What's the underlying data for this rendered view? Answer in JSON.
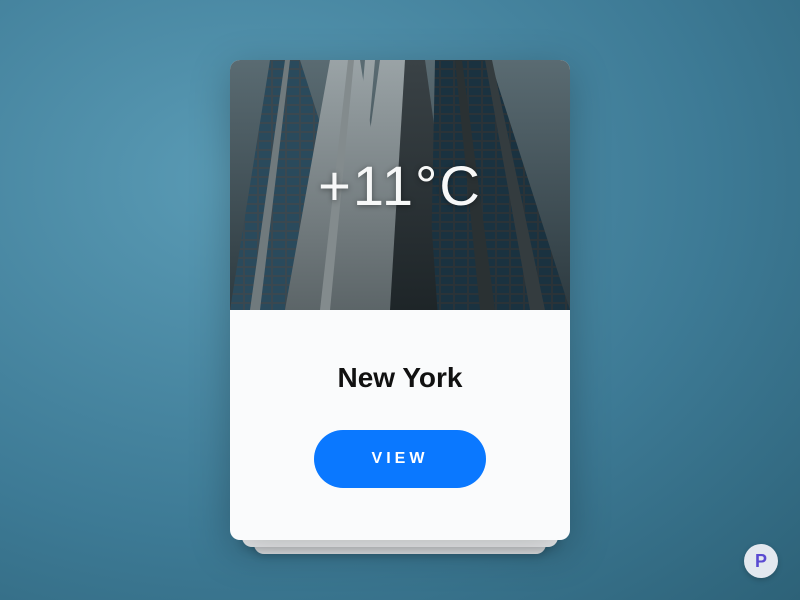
{
  "card": {
    "temperature": "+11°C",
    "city": "New York",
    "button_label": "VIEW"
  },
  "brand": {
    "letter": "P"
  },
  "colors": {
    "accent": "#0a78ff"
  }
}
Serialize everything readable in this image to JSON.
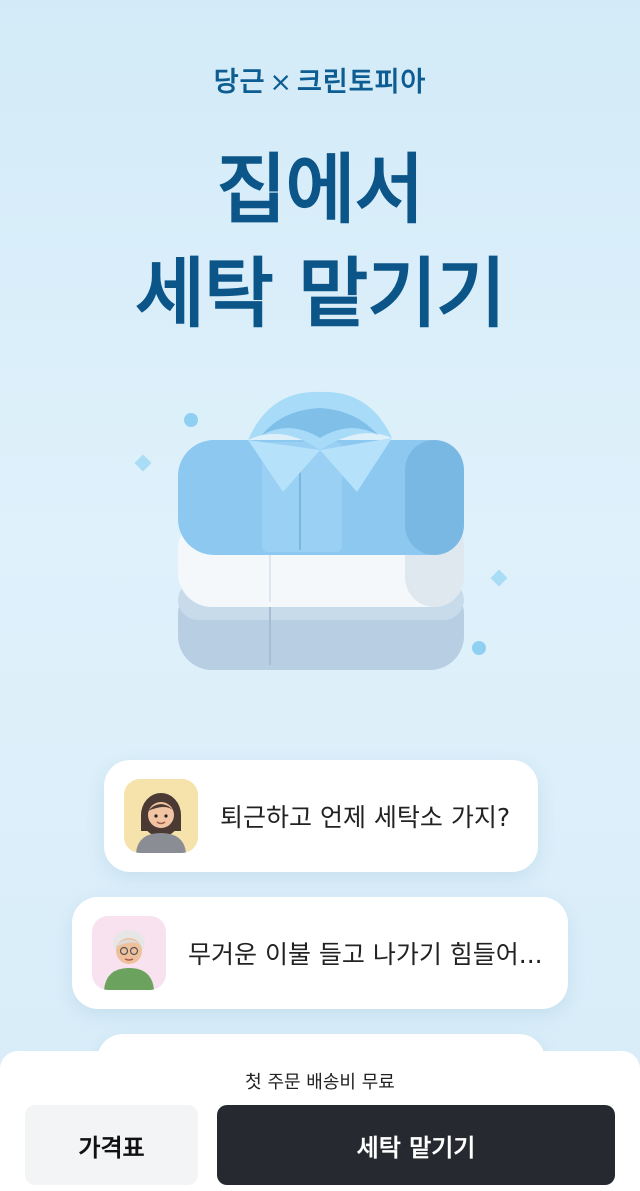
{
  "header": {
    "brand_left": "당근",
    "brand_cross": "×",
    "brand_right": "크린토피아",
    "headline_line1": "집에서",
    "headline_line2": "세탁 맡기기"
  },
  "illustration": {
    "icon": "folded-shirts-icon"
  },
  "testimonials": [
    {
      "avatar": "woman-avatar-icon",
      "text": "퇴근하고 언제 세탁소 가지?"
    },
    {
      "avatar": "grandma-avatar-icon",
      "text": "무거운 이불 들고 나가기 힘들어..."
    }
  ],
  "bottom_bar": {
    "notice": "첫 주문 배송비 무료",
    "price_button": "가격표",
    "main_button": "세탁 맡기기"
  },
  "colors": {
    "accent": "#0b5589",
    "background": "#d7ecf8",
    "cta": "#262a30"
  }
}
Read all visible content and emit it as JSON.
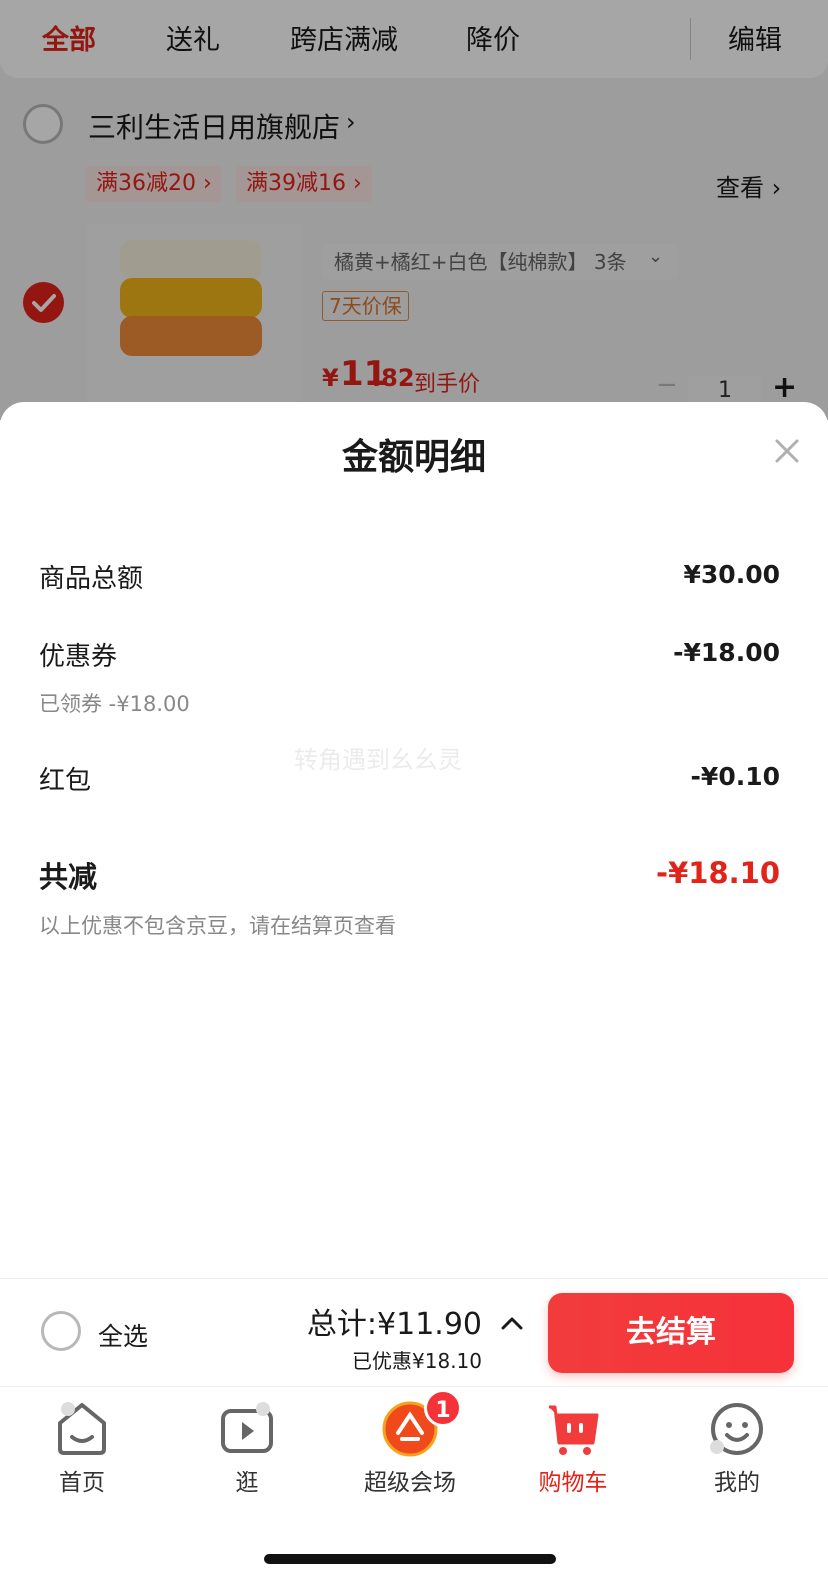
{
  "top_tabs": [
    "全部",
    "送礼",
    "跨店满减",
    "降价"
  ],
  "edit_label": "编辑",
  "store": {
    "name": "三利生活日用旗舰店",
    "arrow": "›"
  },
  "promos": [
    "满36减20 ›",
    "满39减16 ›"
  ],
  "view_more": "查看 ›",
  "item": {
    "spec": "橘黄+橘红+白色【纯棉款】 3条",
    "spec_arrow": "⌄",
    "guarantee": "7天价保",
    "price_symbol": "¥",
    "price_int": "11",
    "price_dec": ".82",
    "price_note": "到手价",
    "quantity": "1",
    "plus": "+",
    "minus": "−"
  },
  "sheet": {
    "title": "金额明细",
    "rows": {
      "goods_total_label": "商品总额",
      "goods_total_value": "¥30.00",
      "coupon_label": "优惠券",
      "coupon_value": "-¥18.00",
      "coupon_note": "已领券 -¥18.00",
      "redpack_label": "红包",
      "redpack_value": "-¥0.10",
      "saved_label": "共减",
      "saved_value": "-¥18.10"
    },
    "note": "以上优惠不包含京豆，请在结算页查看",
    "watermark": "转角遇到幺幺灵"
  },
  "checkout": {
    "select_all": "全选",
    "total": "总计:¥11.90",
    "saved": "已优惠¥18.10",
    "button": "去结算"
  },
  "tabbar": {
    "items": [
      "首页",
      "逛",
      "超级会场",
      "购物车",
      "我的"
    ],
    "badge": "1"
  },
  "colors": {
    "accent": "#e2231a",
    "button": "#f5323a"
  }
}
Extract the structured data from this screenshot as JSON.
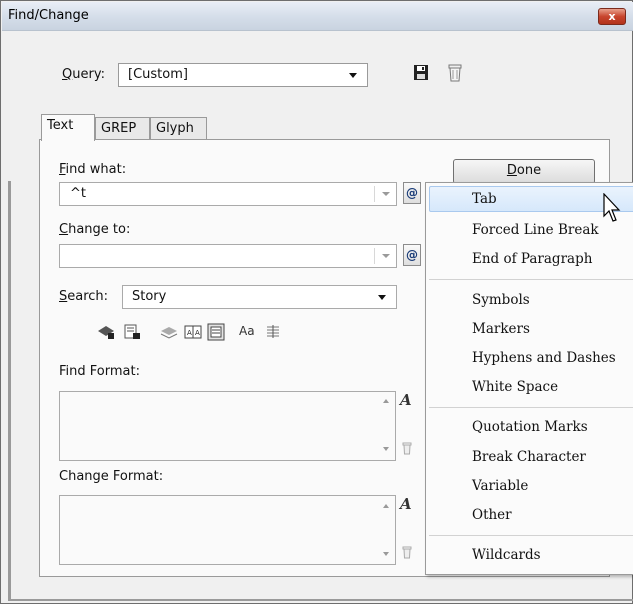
{
  "window": {
    "title": "Find/Change",
    "close_glyph": "x"
  },
  "query": {
    "label_prefix": "",
    "label_accel": "Q",
    "label_rest": "uery:",
    "value": "[Custom]",
    "icons": [
      "save-query-icon",
      "delete-query-icon"
    ]
  },
  "tabs": [
    {
      "label": "Text",
      "active": true
    },
    {
      "label": "GREP",
      "active": false
    },
    {
      "label": "Glyph",
      "active": false
    }
  ],
  "find_what": {
    "label_accel": "F",
    "label_rest": "ind what:",
    "value": "^t"
  },
  "change_to": {
    "label_accel": "C",
    "label_rest": "hange to:",
    "value": ""
  },
  "search": {
    "label_accel": "S",
    "label_rest": "earch:",
    "value": "Story"
  },
  "special_char_button": "@",
  "find_format": {
    "label": "Find Format:"
  },
  "change_format": {
    "label": "Change Format:"
  },
  "done": {
    "label_accel": "D",
    "label_rest": "one"
  },
  "option_icons": [
    "include-locked-layers-icon",
    "include-locked-stories-icon",
    "include-hidden-layers-icon",
    "include-master-pages-icon",
    "include-footnotes-icon",
    "case-sensitive-icon",
    "whole-word-icon"
  ],
  "case_sensitive_label": "Aa",
  "menu": {
    "items": [
      {
        "label": "Tab",
        "highlighted": true
      },
      {
        "label": "Forced Line Break"
      },
      {
        "label": "End of Paragraph"
      },
      {
        "label": "Symbols"
      },
      {
        "label": "Markers"
      },
      {
        "label": "Hyphens and Dashes"
      },
      {
        "label": "White Space"
      },
      {
        "label": "Quotation Marks"
      },
      {
        "label": "Break Character"
      },
      {
        "label": "Variable"
      },
      {
        "label": "Other"
      },
      {
        "label": "Wildcards"
      }
    ],
    "highlight_color": "#d6e8fb"
  },
  "colors": {
    "title_bar": "#d4dde9",
    "close_button": "#c8452d",
    "panel_bg": "#fafafa"
  }
}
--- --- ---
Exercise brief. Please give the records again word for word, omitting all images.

Task solution.
What's the underlying data for this rendered view? Answer in JSON.
{
  "card": {
    "temperature": "+11°C",
    "city": "New York",
    "button_label": "VIEW"
  },
  "brand": {
    "letter": "P"
  },
  "colors": {
    "accent": "#0a78ff"
  }
}
Serialize everything readable in this image to JSON.
{
  "header": {
    "brand_left": "당근",
    "brand_cross": "×",
    "brand_right": "크린토피아",
    "headline_line1": "집에서",
    "headline_line2": "세탁 맡기기"
  },
  "illustration": {
    "icon": "folded-shirts-icon"
  },
  "testimonials": [
    {
      "avatar": "woman-avatar-icon",
      "text": "퇴근하고 언제 세탁소 가지?"
    },
    {
      "avatar": "grandma-avatar-icon",
      "text": "무거운 이불 들고 나가기 힘들어..."
    }
  ],
  "bottom_bar": {
    "notice": "첫 주문 배송비 무료",
    "price_button": "가격표",
    "main_button": "세탁 맡기기"
  },
  "colors": {
    "accent": "#0b5589",
    "background": "#d7ecf8",
    "cta": "#262a30"
  }
}
Read all visible content and emit it as JSON.
{
  "top_tabs": [
    "全部",
    "送礼",
    "跨店满减",
    "降价"
  ],
  "edit_label": "编辑",
  "store": {
    "name": "三利生活日用旗舰店",
    "arrow": "›"
  },
  "promos": [
    "满36减20 ›",
    "满39减16 ›"
  ],
  "view_more": "查看 ›",
  "item": {
    "spec": "橘黄+橘红+白色【纯棉款】 3条",
    "spec_arrow": "⌄",
    "guarantee": "7天价保",
    "price_symbol": "¥",
    "price_int": "11",
    "price_dec": ".82",
    "price_note": "到手价",
    "quantity": "1",
    "plus": "+",
    "minus": "−"
  },
  "sheet": {
    "title": "金额明细",
    "rows": {
      "goods_total_label": "商品总额",
      "goods_total_value": "¥30.00",
      "coupon_label": "优惠券",
      "coupon_value": "-¥18.00",
      "coupon_note": "已领券 -¥18.00",
      "redpack_label": "红包",
      "redpack_value": "-¥0.10",
      "saved_label": "共减",
      "saved_value": "-¥18.10"
    },
    "note": "以上优惠不包含京豆，请在结算页查看",
    "watermark": "转角遇到幺幺灵"
  },
  "checkout": {
    "select_all": "全选",
    "total": "总计:¥11.90",
    "saved": "已优惠¥18.10",
    "button": "去结算"
  },
  "tabbar": {
    "items": [
      "首页",
      "逛",
      "超级会场",
      "购物车",
      "我的"
    ],
    "badge": "1"
  },
  "colors": {
    "accent": "#e2231a",
    "button": "#f5323a"
  }
}
Extract the structured data from this screenshot as JSON.
{
  "window": {
    "title": "Find/Change",
    "close_glyph": "x"
  },
  "query": {
    "label_prefix": "",
    "label_accel": "Q",
    "label_rest": "uery:",
    "value": "[Custom]",
    "icons": [
      "save-query-icon",
      "delete-query-icon"
    ]
  },
  "tabs": [
    {
      "label": "Text",
      "active": true
    },
    {
      "label": "GREP",
      "active": false
    },
    {
      "label": "Glyph",
      "active": false
    }
  ],
  "find_what": {
    "label_accel": "F",
    "label_rest": "ind what:",
    "value": "^t"
  },
  "change_to": {
    "label_accel": "C",
    "label_rest": "hange to:",
    "value": ""
  },
  "search": {
    "label_accel": "S",
    "label_rest": "earch:",
    "value": "Story"
  },
  "special_char_button": "@",
  "find_format": {
    "label": "Find Format:"
  },
  "change_format": {
    "label": "Change Format:"
  },
  "done": {
    "label_accel": "D",
    "label_rest": "one"
  },
  "option_icons": [
    "include-locked-layers-icon",
    "include-locked-stories-icon",
    "include-hidden-layers-icon",
    "include-master-pages-icon",
    "include-footnotes-icon",
    "case-sensitive-icon",
    "whole-word-icon"
  ],
  "case_sensitive_label": "Aa",
  "menu": {
    "items": [
      {
        "label": "Tab",
        "highlighted": true
      },
      {
        "label": "Forced Line Break"
      },
      {
        "label": "End of Paragraph"
      },
      {
        "label": "Symbols"
      },
      {
        "label": "Markers"
      },
      {
        "label": "Hyphens and Dashes"
      },
      {
        "label": "White Space"
      },
      {
        "label": "Quotation Marks"
      },
      {
        "label": "Break Character"
      },
      {
        "label": "Variable"
      },
      {
        "label": "Other"
      },
      {
        "label": "Wildcards"
      }
    ],
    "highlight_color": "#d6e8fb"
  },
  "colors": {
    "title_bar": "#d4dde9",
    "close_button": "#c8452d",
    "panel_bg": "#fafafa"
  }
}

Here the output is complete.